For many years a fly reel would have a solid replacement spool, you would remove the whole spool and replace it with another. Often the cost of the spool would be roughly half the cost of the reel. A modern take on spare spools has been developed (courtesy of the competition match angler who would often be carrying as many a 20 different lines and spools). For the convenience of being able to carry lots of spools the cassette or cartridge reel was developed. The way that they work is a plastic spool will locate into the spool frame which will then pop into the frame in the same way as a conventional spool would.

What type of drag system?

There are two main types of drag found on fly reels.

Reel Systems

Spring & Pawl

Traditional standard arbor designs tend to come with a “spring and pawl” or “click drag”. This is a simple cog mechanism that alters the amount of pressure applied to the spindle. There isn’t a big different between full and minimum drag.

The advantage of the S&P drag is that it weighs very little so reduces weight but has very little stopping power over large fish.

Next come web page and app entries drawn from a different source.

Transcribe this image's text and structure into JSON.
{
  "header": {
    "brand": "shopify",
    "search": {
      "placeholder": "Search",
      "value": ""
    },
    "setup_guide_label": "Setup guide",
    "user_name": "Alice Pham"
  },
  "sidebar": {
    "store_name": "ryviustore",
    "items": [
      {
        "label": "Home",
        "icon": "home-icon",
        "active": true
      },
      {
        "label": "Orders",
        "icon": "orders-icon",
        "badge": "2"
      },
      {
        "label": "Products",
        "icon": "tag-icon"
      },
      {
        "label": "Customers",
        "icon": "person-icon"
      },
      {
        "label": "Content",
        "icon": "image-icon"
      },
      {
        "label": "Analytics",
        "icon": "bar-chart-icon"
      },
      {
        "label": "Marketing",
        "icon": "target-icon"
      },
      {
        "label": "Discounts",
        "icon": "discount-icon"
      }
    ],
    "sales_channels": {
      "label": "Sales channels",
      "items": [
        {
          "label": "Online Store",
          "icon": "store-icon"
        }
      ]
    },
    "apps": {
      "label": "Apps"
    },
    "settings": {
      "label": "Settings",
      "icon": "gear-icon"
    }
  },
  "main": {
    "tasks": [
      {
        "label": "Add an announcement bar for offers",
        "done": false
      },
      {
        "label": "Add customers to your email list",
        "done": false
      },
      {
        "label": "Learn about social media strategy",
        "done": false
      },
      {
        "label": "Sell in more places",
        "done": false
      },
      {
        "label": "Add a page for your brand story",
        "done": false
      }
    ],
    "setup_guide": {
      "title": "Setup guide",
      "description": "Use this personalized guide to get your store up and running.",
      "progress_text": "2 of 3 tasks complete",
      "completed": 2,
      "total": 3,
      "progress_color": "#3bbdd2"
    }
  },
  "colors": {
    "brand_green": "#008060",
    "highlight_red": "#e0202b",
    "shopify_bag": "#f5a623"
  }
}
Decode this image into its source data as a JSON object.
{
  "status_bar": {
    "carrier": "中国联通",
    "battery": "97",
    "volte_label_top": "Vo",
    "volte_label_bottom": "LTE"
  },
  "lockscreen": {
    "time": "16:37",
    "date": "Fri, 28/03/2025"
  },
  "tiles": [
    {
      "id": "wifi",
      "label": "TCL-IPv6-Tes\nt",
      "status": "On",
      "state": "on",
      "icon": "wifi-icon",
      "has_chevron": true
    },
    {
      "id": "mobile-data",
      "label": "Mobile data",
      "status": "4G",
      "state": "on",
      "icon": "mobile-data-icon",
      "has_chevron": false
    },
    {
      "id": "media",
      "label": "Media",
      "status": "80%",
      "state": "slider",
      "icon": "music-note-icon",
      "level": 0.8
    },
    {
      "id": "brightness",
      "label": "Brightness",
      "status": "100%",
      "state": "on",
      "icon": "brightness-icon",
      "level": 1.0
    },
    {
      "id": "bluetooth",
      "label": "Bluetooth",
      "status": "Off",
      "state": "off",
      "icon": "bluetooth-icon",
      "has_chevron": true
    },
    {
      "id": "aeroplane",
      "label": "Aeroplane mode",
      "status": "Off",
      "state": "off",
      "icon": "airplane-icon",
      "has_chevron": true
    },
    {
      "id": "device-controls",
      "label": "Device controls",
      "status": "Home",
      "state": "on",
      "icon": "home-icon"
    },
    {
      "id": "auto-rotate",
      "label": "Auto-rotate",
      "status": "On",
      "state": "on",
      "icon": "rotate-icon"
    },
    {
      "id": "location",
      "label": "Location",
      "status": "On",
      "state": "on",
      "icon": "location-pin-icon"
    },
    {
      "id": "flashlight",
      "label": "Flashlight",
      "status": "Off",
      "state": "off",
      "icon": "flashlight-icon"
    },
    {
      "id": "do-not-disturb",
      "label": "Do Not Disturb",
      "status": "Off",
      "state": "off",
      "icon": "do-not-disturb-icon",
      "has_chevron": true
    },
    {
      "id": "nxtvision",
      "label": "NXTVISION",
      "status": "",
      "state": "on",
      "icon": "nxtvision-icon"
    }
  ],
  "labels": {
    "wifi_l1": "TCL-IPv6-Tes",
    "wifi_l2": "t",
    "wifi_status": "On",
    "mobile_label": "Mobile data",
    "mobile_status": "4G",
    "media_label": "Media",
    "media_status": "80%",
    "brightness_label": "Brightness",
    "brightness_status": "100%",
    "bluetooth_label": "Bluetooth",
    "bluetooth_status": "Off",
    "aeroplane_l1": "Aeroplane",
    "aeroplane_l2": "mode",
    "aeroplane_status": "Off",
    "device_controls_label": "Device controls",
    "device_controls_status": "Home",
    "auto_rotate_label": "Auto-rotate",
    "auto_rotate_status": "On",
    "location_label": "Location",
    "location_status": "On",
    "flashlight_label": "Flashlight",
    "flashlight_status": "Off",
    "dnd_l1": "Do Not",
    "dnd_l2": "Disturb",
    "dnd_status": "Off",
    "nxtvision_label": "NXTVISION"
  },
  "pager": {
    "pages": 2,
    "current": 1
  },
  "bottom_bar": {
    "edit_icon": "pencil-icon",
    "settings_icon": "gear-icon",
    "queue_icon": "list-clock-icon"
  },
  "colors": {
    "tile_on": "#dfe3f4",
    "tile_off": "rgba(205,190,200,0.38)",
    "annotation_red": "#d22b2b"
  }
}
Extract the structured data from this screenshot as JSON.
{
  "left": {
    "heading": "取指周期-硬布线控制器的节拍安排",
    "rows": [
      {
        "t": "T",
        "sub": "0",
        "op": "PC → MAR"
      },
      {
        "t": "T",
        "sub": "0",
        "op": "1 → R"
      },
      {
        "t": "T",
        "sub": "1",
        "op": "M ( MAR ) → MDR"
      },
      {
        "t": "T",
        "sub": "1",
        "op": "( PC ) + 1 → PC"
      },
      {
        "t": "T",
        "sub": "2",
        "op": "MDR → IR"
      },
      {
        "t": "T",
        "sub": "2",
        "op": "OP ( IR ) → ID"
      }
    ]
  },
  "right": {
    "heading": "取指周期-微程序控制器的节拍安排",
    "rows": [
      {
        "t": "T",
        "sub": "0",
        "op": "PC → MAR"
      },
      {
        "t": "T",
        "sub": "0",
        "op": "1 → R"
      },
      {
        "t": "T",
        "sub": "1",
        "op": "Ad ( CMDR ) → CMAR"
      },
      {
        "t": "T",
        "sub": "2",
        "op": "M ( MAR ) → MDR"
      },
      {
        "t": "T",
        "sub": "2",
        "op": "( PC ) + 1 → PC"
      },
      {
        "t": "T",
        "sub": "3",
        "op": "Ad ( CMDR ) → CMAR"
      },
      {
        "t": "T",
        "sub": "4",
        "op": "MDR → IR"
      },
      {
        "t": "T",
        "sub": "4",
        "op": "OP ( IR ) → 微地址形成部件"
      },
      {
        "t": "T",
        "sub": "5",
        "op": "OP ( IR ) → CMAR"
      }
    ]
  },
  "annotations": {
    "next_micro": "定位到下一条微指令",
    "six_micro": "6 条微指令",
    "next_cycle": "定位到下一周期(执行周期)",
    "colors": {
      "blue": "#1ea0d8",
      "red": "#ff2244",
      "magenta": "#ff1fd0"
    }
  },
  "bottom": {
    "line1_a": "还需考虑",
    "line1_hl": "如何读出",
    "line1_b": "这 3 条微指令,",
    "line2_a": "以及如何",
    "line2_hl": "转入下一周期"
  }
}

This drag is ideal for small rivers or still waters.

Disc Drag

This is the most popular and modern type of drag system. This works as a brake, it increases the tension put on the reel as a fish tries to pull line off but maintains a low pressure when winding in. They work by either applying pressure to the inside of the spool (Tibor) or by having all of the braking done within a hub or housing (Nautilus). Disc drag systems are made of varying materials which include Cork, Carbon fibre, Titanium, Ceramic, Teflon and Rulon as the most popular.

The best disc drag systems are able to apply as much a 20lb+ of torque. There are 2 main types of DD system: sealed, such as the Nautilus NV range which are water tight and zero maintenance and non sealed drags such as the Tibor’s which require oiling and greasing to maintain performance. These reels are designed to take a lot of abuse and be used in the harshest of conditions with the strongest of fish, a must for the saltwater angler and salmon fisherman.

Is left or right hand wind correct for me? – I’m right handed

This is a question that can make normally calm and reasonable fly anglers get quite animated! There really isn’t a right or wrong but today the majority of right handed anglers will prefer to wind the reel with their left hand leaving the more dextrous right hand to cast and control the fly rod. With a double-handed rod it is less important as you will cast both sides with either hand up the rod. There are no rules – the choice is yours. Most reel’s are easily converted from LHW to RHW but it’s a good idea to have all your reels set up the same way!

Guide by Sportfish expert Jonathan Tomlinson STANIC

Still need help?

For more help and information on purchasing your new fly reel please contact Sportfish on 01544 327111 or email